- PROBLEM STATEMENT:
From the first line to the last, give the records again exactly and skip the pictures.
********
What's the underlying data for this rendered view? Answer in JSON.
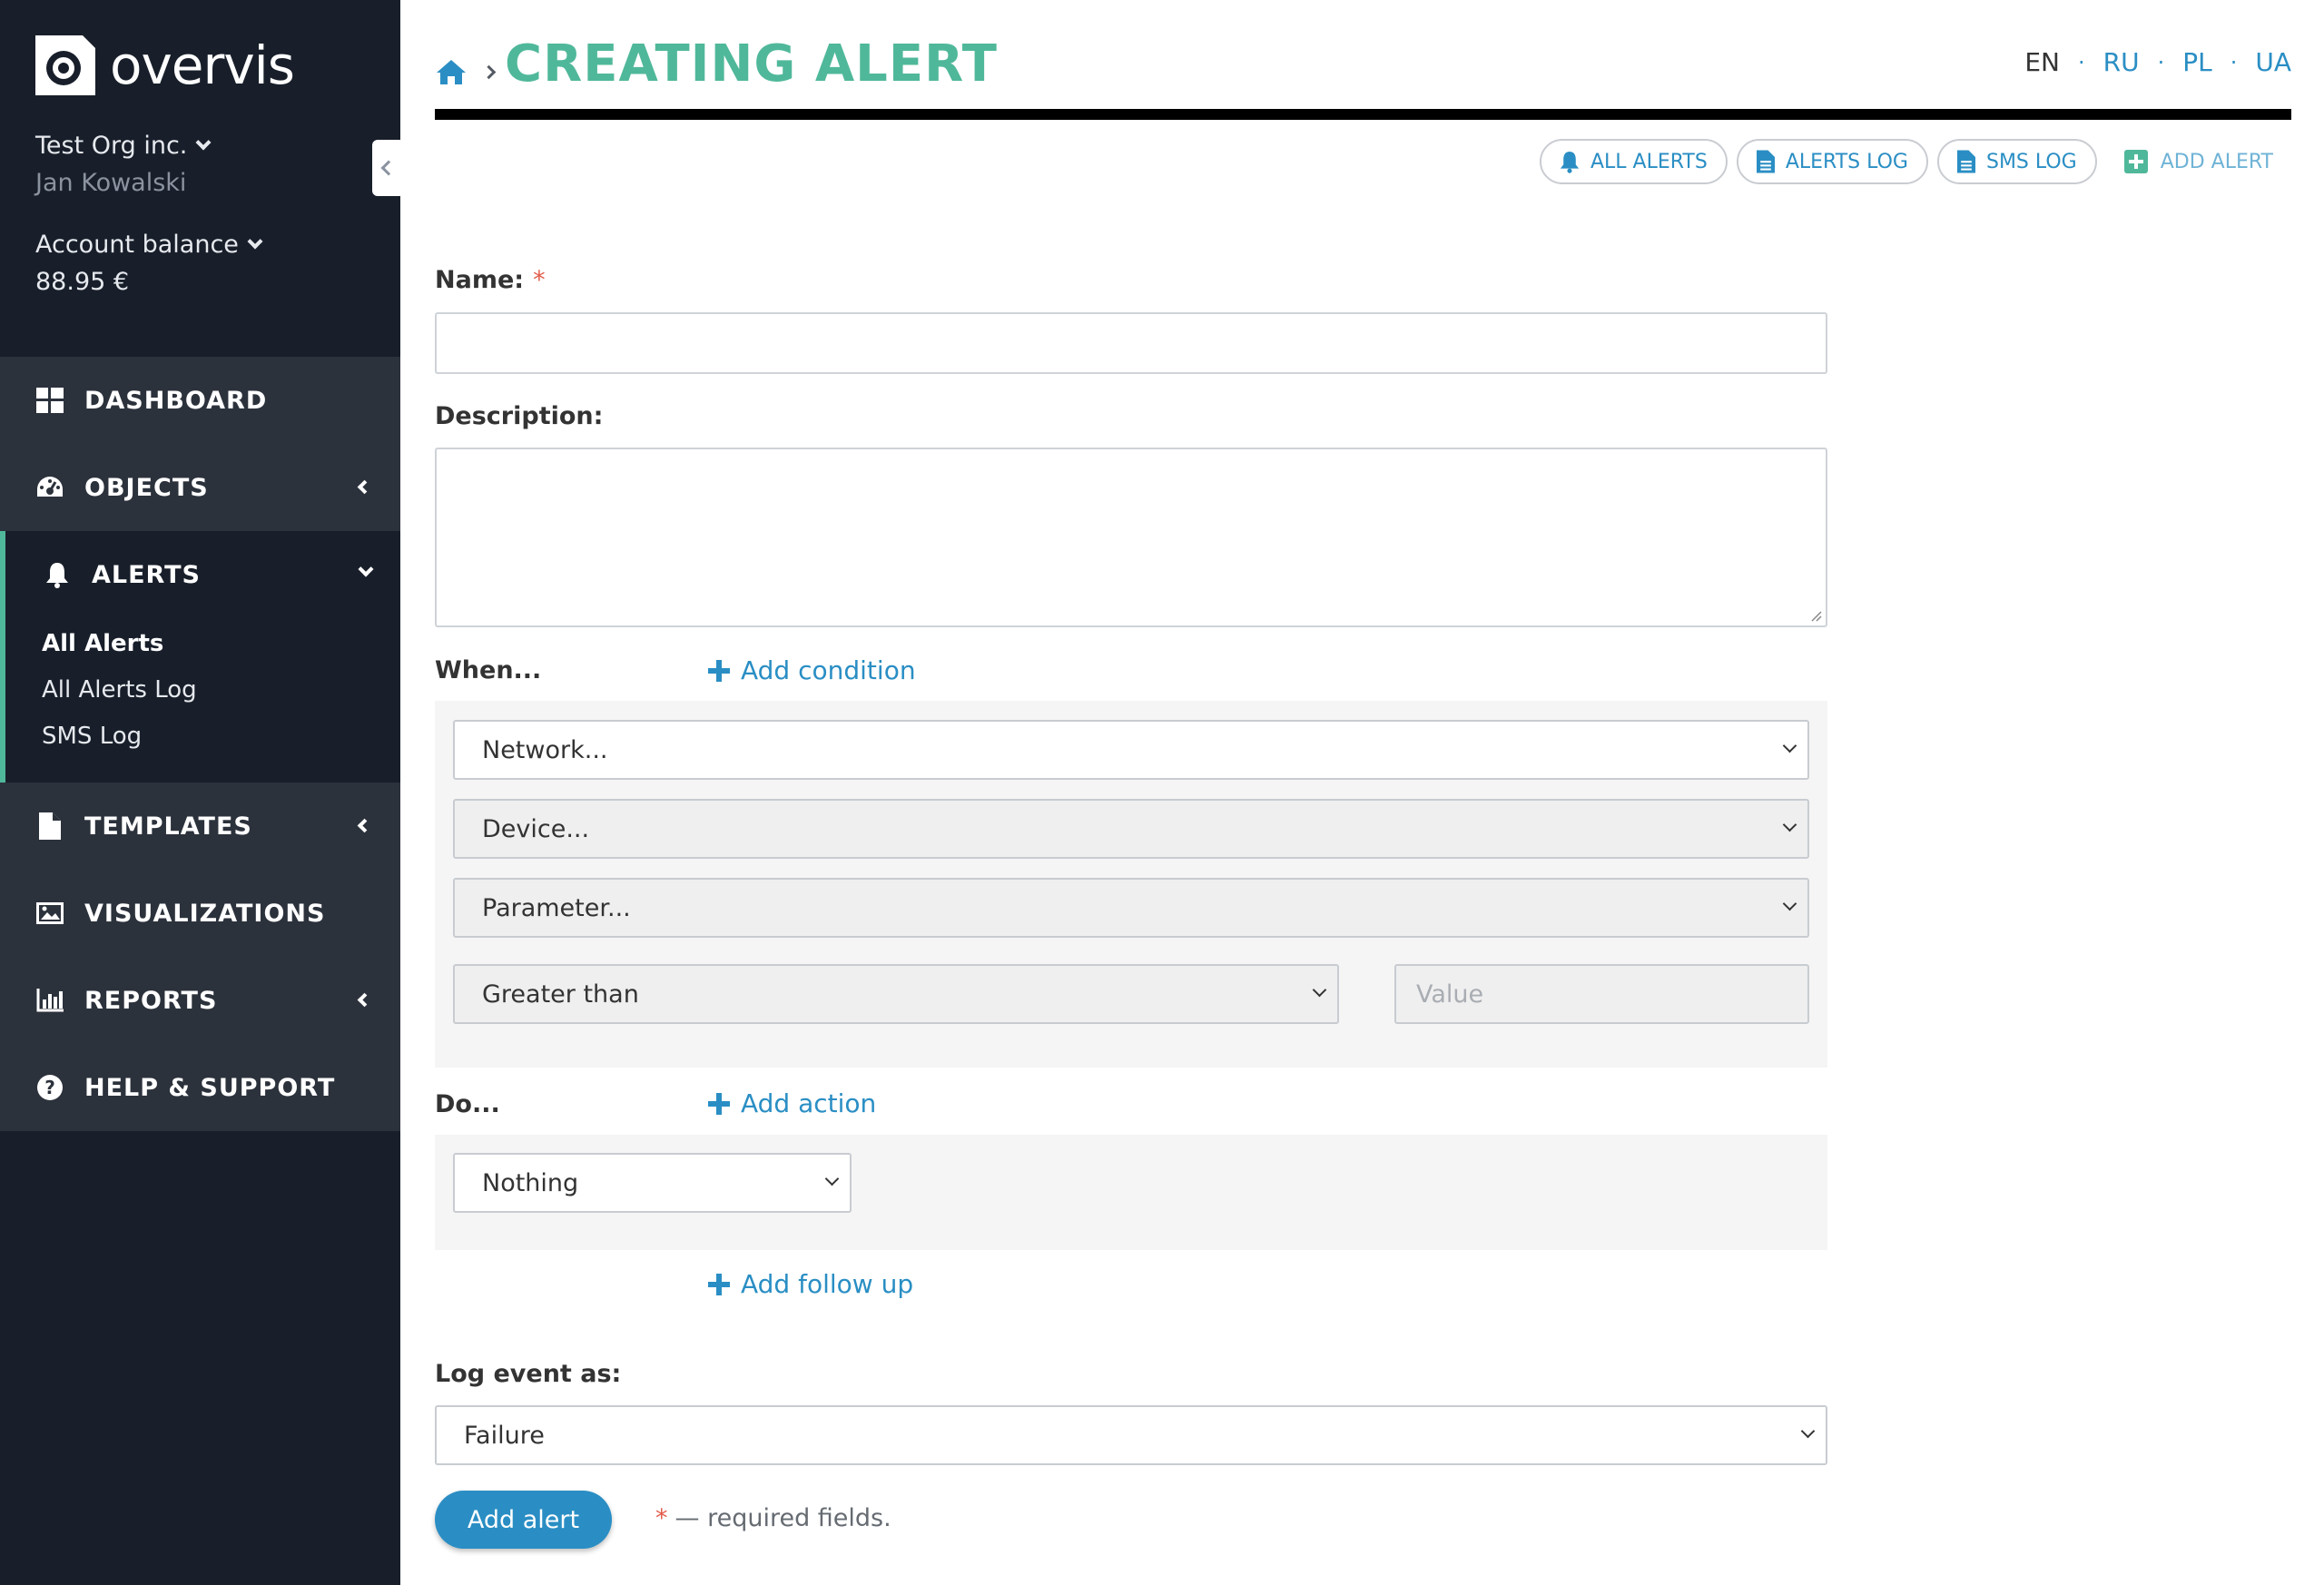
{
  "brand": {
    "name": "overvis"
  },
  "account": {
    "org_name": "Test Org inc.",
    "user_name": "Jan Kowalski",
    "balance_label": "Account balance",
    "balance_value": "88.95 €"
  },
  "nav": {
    "items": [
      {
        "label": "DASHBOARD",
        "icon": "dashboard-icon"
      },
      {
        "label": "OBJECTS",
        "icon": "gauge-icon"
      },
      {
        "label": "ALERTS",
        "icon": "bell-icon"
      },
      {
        "label": "TEMPLATES",
        "icon": "file-icon"
      },
      {
        "label": "VISUALIZATIONS",
        "icon": "image-icon"
      },
      {
        "label": "REPORTS",
        "icon": "bar-chart-icon"
      },
      {
        "label": "HELP & SUPPORT",
        "icon": "question-circle-icon"
      }
    ],
    "alerts_sub": [
      "All Alerts",
      "All Alerts Log",
      "SMS Log"
    ]
  },
  "header": {
    "title": "CREATING ALERT",
    "languages": [
      "EN",
      "RU",
      "PL",
      "UA"
    ],
    "current_language": "EN"
  },
  "toolbar": {
    "all_alerts": "ALL ALERTS",
    "alerts_log": "ALERTS LOG",
    "sms_log": "SMS LOG",
    "add_alert": "ADD ALERT"
  },
  "form": {
    "name_label": "Name:",
    "required_mark": "*",
    "description_label": "Description:",
    "when_label": "When...",
    "add_condition": "Add condition",
    "condition": {
      "network": "Network...",
      "device": "Device...",
      "parameter": "Parameter...",
      "operator": "Greater than",
      "value_placeholder": "Value"
    },
    "do_label": "Do...",
    "add_action": "Add action",
    "action_value": "Nothing",
    "add_follow_up": "Add follow up",
    "log_label": "Log event as:",
    "log_value": "Failure",
    "submit": "Add alert",
    "required_note": "— required fields."
  },
  "colors": {
    "sidebar_bg": "#181f2a",
    "nav_bg": "#2c323c",
    "accent_green": "#50b89a",
    "link_blue": "#2a8ec4",
    "required_red": "#e25c4a"
  }
}
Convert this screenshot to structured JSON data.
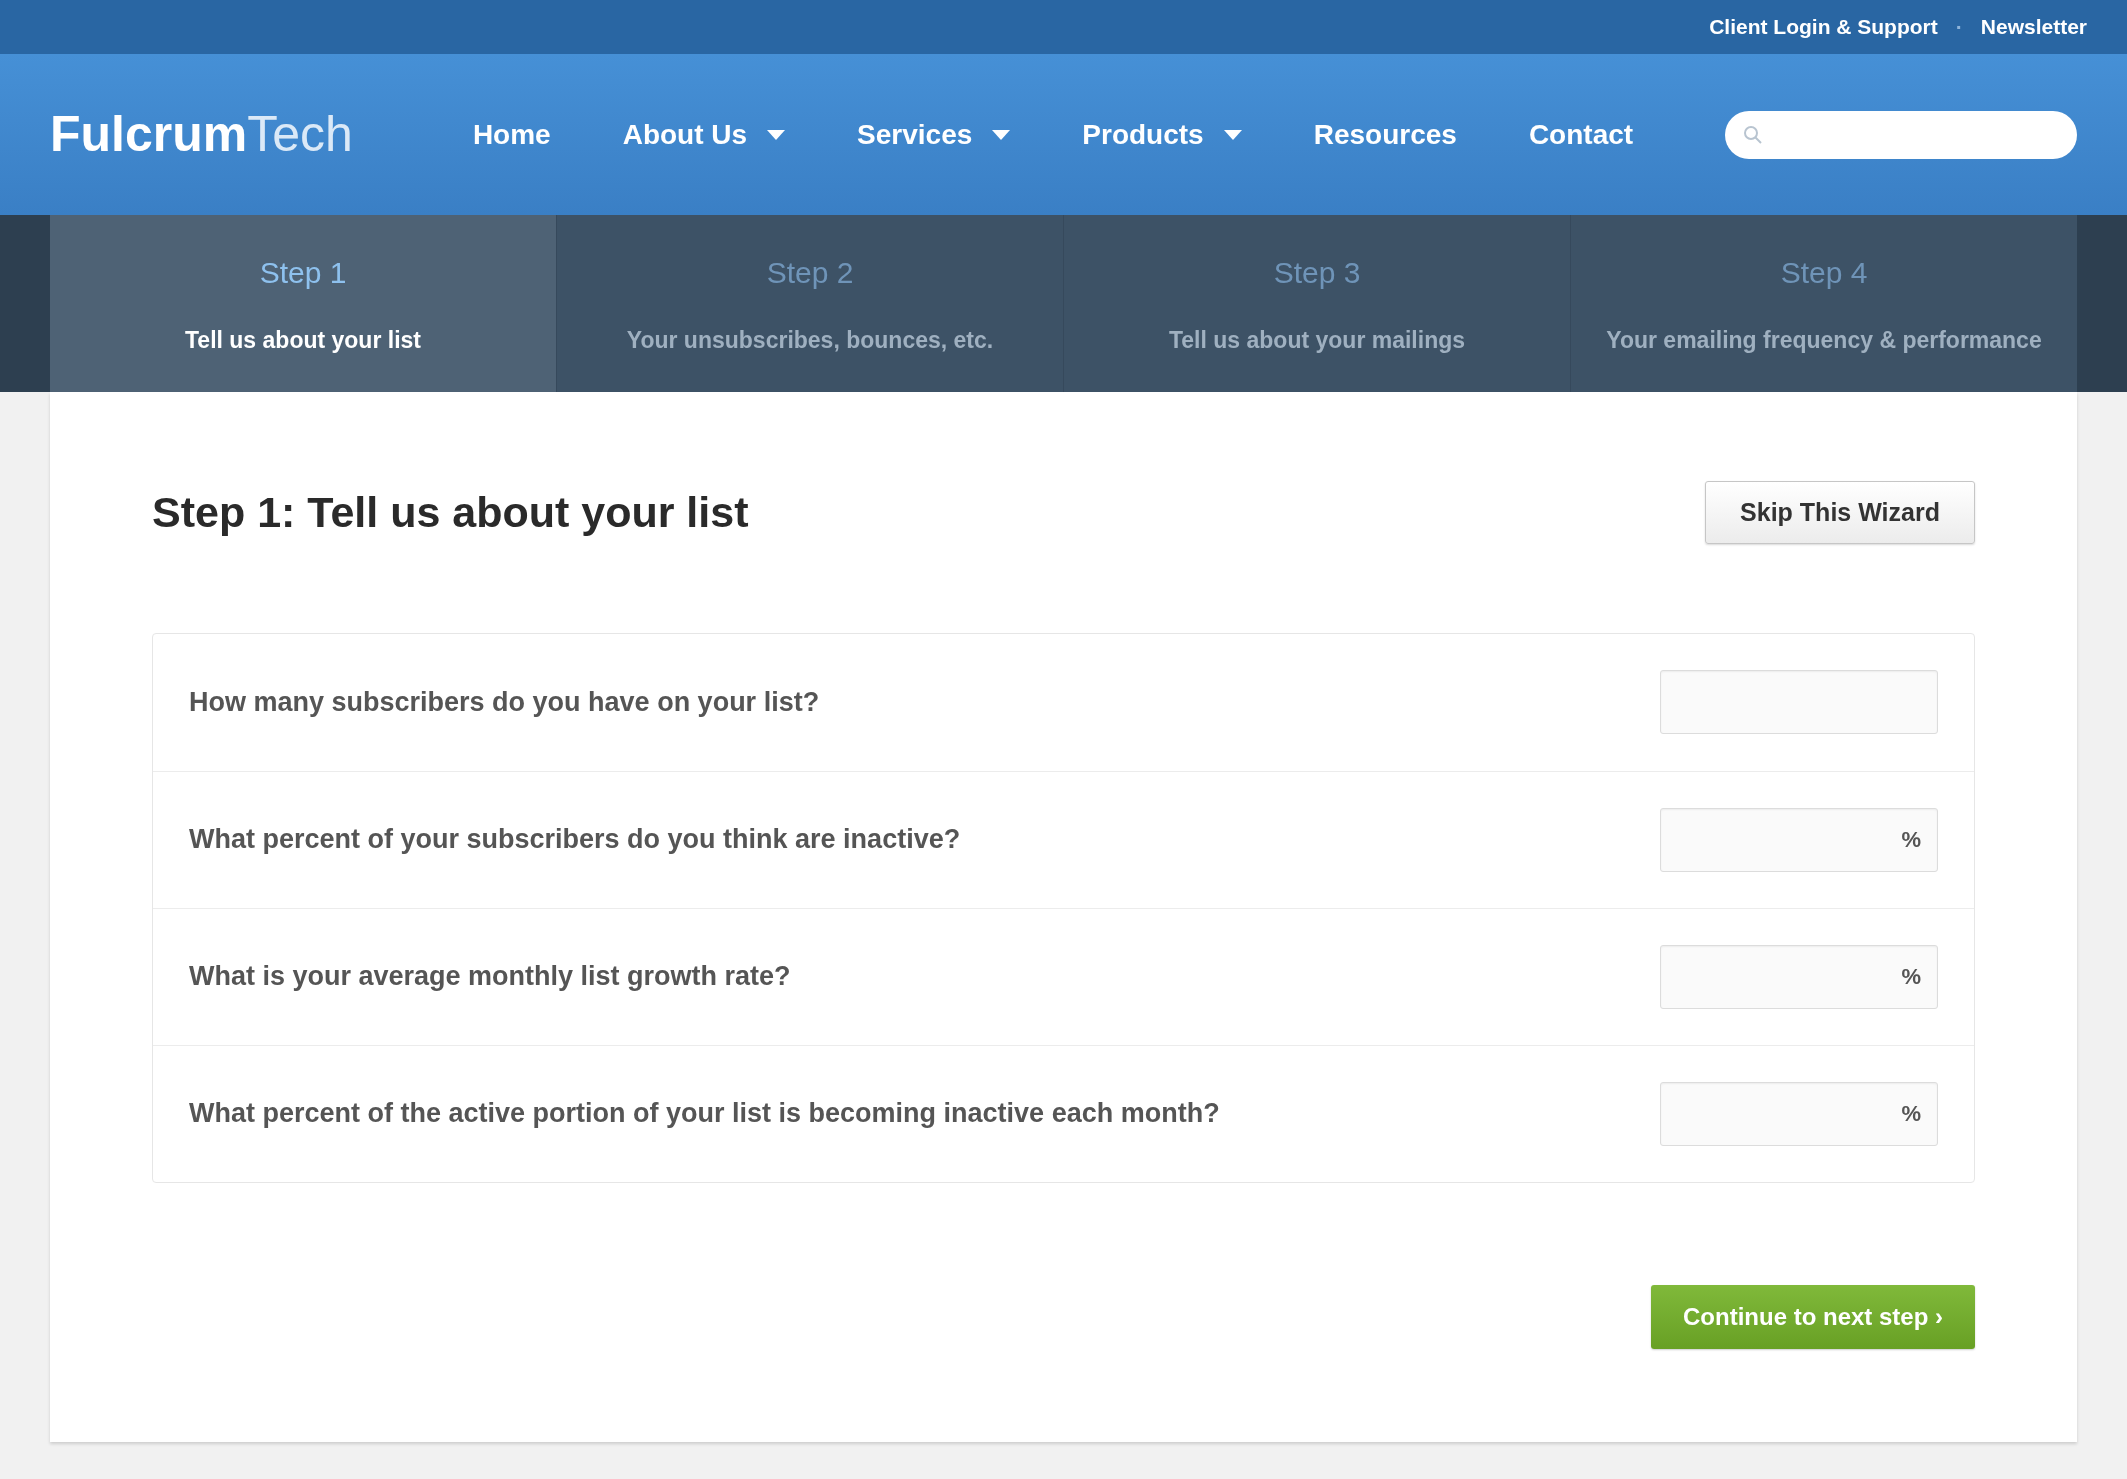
{
  "top_links": [
    "Client Login & Support",
    "Newsletter"
  ],
  "top_separator": "·",
  "logo": {
    "bold": "Fulcrum",
    "light": "Tech"
  },
  "nav": [
    {
      "label": "Home",
      "dropdown": false
    },
    {
      "label": "About Us",
      "dropdown": true
    },
    {
      "label": "Services",
      "dropdown": true
    },
    {
      "label": "Products",
      "dropdown": true
    },
    {
      "label": "Resources",
      "dropdown": false
    },
    {
      "label": "Contact",
      "dropdown": false
    }
  ],
  "steps": [
    {
      "title": "Step 1",
      "description": "Tell us about your list",
      "selected": true
    },
    {
      "title": "Step 2",
      "description": "Your unsubscribes, bounces, etc.",
      "selected": false
    },
    {
      "title": "Step 3",
      "description": "Tell us about your mailings",
      "selected": false
    },
    {
      "title": "Step 4",
      "description": "Your emailing frequency & performance",
      "selected": false
    }
  ],
  "heading": "Step 1: Tell us about your list",
  "skip_button": "Skip This Wizard",
  "questions": [
    {
      "label": "How many subscribers do you have on your list?"
    },
    {
      "label": "What percent of your subscribers do you think are inactive?",
      "unit": "%"
    },
    {
      "label": "What is your average monthly list growth rate?",
      "unit": "%"
    },
    {
      "label": "What percent of the active portion of your list is becoming inactive each month?",
      "unit": "%"
    }
  ],
  "continue_button": "Continue to next step ›"
}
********
- EXERCISE RESULT:
What's the underlying data for this rendered view? Answer in JSON.
{
  "brand": {
    "name": "overvis"
  },
  "account": {
    "org_name": "Test Org inc.",
    "user_name": "Jan Kowalski",
    "balance_label": "Account balance",
    "balance_value": "88.95 €"
  },
  "nav": {
    "items": [
      {
        "label": "DASHBOARD",
        "icon": "dashboard-icon"
      },
      {
        "label": "OBJECTS",
        "icon": "gauge-icon"
      },
      {
        "label": "ALERTS",
        "icon": "bell-icon"
      },
      {
        "label": "TEMPLATES",
        "icon": "file-icon"
      },
      {
        "label": "VISUALIZATIONS",
        "icon": "image-icon"
      },
      {
        "label": "REPORTS",
        "icon": "bar-chart-icon"
      },
      {
        "label": "HELP & SUPPORT",
        "icon": "question-circle-icon"
      }
    ],
    "alerts_sub": [
      "All Alerts",
      "All Alerts Log",
      "SMS Log"
    ]
  },
  "header": {
    "title": "CREATING ALERT",
    "languages": [
      "EN",
      "RU",
      "PL",
      "UA"
    ],
    "current_language": "EN"
  },
  "toolbar": {
    "all_alerts": "ALL ALERTS",
    "alerts_log": "ALERTS LOG",
    "sms_log": "SMS LOG",
    "add_alert": "ADD ALERT"
  },
  "form": {
    "name_label": "Name:",
    "required_mark": "*",
    "description_label": "Description:",
    "when_label": "When...",
    "add_condition": "Add condition",
    "condition": {
      "network": "Network...",
      "device": "Device...",
      "parameter": "Parameter...",
      "operator": "Greater than",
      "value_placeholder": "Value"
    },
    "do_label": "Do...",
    "add_action": "Add action",
    "action_value": "Nothing",
    "add_follow_up": "Add follow up",
    "log_label": "Log event as:",
    "log_value": "Failure",
    "submit": "Add alert",
    "required_note": "— required fields."
  },
  "colors": {
    "sidebar_bg": "#181f2a",
    "nav_bg": "#2c323c",
    "accent_green": "#50b89a",
    "link_blue": "#2a8ec4",
    "required_red": "#e25c4a"
  }
}
Convert this screenshot to structured JSON data.
{
  "top_links": [
    "Client Login & Support",
    "Newsletter"
  ],
  "top_separator": "·",
  "logo": {
    "bold": "Fulcrum",
    "light": "Tech"
  },
  "nav": [
    {
      "label": "Home",
      "dropdown": false
    },
    {
      "label": "About Us",
      "dropdown": true
    },
    {
      "label": "Services",
      "dropdown": true
    },
    {
      "label": "Products",
      "dropdown": true
    },
    {
      "label": "Resources",
      "dropdown": false
    },
    {
      "label": "Contact",
      "dropdown": false
    }
  ],
  "steps": [
    {
      "title": "Step 1",
      "description": "Tell us about your list",
      "selected": true
    },
    {
      "title": "Step 2",
      "description": "Your unsubscribes, bounces, etc.",
      "selected": false
    },
    {
      "title": "Step 3",
      "description": "Tell us about your mailings",
      "selected": false
    },
    {
      "title": "Step 4",
      "description": "Your emailing frequency & performance",
      "selected": false
    }
  ],
  "heading": "Step 1: Tell us about your list",
  "skip_button": "Skip This Wizard",
  "questions": [
    {
      "label": "How many subscribers do you have on your list?"
    },
    {
      "label": "What percent of your subscribers do you think are inactive?",
      "unit": "%"
    },
    {
      "label": "What is your average monthly list growth rate?",
      "unit": "%"
    },
    {
      "label": "What percent of the active portion of your list is becoming inactive each month?",
      "unit": "%"
    }
  ],
  "continue_button": "Continue to next step ›"
}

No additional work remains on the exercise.